§ **Problem statement**
Give the number of lines in the records below that include "heart", and nothing more.

§ **Exercise input**
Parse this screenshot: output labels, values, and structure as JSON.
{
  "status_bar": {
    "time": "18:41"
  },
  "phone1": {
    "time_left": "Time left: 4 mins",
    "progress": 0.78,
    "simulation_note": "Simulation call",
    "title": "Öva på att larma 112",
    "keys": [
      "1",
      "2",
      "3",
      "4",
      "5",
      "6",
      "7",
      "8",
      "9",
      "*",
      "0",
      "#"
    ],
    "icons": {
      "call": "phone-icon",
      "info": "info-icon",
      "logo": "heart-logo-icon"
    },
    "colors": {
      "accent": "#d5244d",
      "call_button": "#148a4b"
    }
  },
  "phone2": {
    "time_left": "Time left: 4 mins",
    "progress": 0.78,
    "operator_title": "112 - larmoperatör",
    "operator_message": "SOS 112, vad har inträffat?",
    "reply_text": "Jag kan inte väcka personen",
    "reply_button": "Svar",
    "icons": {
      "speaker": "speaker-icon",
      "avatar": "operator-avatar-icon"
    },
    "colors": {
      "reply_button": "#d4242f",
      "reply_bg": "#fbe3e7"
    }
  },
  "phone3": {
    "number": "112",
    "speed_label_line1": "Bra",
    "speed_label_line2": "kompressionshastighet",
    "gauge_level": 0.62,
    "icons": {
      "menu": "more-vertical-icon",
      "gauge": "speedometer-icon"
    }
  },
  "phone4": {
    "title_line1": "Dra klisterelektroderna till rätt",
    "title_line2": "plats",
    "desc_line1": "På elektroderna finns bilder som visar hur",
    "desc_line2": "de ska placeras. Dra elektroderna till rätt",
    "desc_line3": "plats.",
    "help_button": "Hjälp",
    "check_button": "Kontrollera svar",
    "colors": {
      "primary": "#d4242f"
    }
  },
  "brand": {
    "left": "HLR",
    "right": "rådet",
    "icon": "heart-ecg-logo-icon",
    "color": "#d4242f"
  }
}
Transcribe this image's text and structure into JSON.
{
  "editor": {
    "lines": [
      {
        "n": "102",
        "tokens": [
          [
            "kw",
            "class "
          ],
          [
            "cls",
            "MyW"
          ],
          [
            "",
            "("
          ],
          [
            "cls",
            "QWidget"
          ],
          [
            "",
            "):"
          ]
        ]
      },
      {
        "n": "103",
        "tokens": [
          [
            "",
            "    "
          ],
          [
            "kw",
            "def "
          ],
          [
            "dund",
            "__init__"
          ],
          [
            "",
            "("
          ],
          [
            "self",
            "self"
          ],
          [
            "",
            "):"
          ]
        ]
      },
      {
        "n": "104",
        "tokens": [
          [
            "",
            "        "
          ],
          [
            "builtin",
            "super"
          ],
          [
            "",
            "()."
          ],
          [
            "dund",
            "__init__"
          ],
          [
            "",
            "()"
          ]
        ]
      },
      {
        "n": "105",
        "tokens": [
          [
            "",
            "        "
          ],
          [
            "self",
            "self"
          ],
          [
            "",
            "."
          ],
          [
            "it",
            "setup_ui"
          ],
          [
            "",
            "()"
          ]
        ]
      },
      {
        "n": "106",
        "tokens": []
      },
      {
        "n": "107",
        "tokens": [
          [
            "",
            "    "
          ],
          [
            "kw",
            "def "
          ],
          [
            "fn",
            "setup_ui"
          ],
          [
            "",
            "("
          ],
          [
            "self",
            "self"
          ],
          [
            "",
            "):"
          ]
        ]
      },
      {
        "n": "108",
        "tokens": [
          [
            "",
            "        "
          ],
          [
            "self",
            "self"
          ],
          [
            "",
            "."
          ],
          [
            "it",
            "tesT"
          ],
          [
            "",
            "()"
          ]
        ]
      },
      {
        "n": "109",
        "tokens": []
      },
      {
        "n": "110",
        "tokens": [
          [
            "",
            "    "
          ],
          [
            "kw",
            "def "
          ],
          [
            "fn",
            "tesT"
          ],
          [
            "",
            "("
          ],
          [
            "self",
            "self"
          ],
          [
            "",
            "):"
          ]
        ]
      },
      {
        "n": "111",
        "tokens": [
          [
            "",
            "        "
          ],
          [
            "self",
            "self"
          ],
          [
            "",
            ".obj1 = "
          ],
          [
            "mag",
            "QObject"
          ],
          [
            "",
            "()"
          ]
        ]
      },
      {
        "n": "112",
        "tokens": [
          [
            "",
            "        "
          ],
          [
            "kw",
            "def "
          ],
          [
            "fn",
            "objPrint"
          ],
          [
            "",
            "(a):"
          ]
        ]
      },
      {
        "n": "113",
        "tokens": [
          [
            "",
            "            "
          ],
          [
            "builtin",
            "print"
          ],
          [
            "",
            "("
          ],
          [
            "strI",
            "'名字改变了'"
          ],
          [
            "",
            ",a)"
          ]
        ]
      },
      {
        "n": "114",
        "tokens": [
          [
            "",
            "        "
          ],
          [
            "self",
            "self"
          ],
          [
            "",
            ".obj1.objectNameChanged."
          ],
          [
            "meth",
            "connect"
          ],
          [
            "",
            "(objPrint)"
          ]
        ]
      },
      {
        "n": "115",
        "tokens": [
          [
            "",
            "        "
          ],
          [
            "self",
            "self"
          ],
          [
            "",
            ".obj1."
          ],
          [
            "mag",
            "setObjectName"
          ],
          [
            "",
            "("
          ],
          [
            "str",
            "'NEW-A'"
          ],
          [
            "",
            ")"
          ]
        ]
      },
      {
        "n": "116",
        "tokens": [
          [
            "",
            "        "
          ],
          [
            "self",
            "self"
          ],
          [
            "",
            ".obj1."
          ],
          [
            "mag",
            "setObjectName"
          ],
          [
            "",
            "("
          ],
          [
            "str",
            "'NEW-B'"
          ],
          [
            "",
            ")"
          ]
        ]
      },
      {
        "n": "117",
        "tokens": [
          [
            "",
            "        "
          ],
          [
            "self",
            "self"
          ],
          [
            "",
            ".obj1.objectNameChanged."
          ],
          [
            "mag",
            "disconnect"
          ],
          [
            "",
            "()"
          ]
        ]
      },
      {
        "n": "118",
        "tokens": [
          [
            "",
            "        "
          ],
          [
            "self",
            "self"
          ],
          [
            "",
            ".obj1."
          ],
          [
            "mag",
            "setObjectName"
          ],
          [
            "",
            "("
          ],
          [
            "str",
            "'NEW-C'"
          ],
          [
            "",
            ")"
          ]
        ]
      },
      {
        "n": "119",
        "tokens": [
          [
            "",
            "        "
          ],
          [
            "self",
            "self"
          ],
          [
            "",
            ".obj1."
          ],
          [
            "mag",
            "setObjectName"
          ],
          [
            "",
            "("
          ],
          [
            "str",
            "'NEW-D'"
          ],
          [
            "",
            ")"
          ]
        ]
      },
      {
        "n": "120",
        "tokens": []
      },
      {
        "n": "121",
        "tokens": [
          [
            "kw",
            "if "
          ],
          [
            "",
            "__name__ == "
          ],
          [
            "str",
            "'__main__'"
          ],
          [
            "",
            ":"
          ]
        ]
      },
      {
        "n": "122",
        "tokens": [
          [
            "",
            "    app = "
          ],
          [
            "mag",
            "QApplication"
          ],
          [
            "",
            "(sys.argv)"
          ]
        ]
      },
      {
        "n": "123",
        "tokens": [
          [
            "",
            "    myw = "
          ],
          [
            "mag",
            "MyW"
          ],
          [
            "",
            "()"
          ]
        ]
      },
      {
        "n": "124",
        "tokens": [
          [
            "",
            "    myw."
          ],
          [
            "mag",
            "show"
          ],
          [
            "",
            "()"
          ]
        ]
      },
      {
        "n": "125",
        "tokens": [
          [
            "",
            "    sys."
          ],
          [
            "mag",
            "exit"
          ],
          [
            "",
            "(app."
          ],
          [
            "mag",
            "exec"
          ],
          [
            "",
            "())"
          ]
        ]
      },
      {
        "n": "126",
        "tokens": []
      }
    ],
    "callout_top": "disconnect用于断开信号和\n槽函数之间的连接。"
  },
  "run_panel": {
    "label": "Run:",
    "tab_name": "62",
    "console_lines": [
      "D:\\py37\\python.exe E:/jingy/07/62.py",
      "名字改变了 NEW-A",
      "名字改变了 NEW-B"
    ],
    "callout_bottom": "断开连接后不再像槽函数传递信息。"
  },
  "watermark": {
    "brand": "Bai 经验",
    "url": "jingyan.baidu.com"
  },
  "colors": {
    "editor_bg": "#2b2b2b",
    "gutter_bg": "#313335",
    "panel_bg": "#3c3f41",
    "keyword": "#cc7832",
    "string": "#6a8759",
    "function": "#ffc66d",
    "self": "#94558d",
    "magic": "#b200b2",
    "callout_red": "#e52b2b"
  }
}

§ **Answer below**
2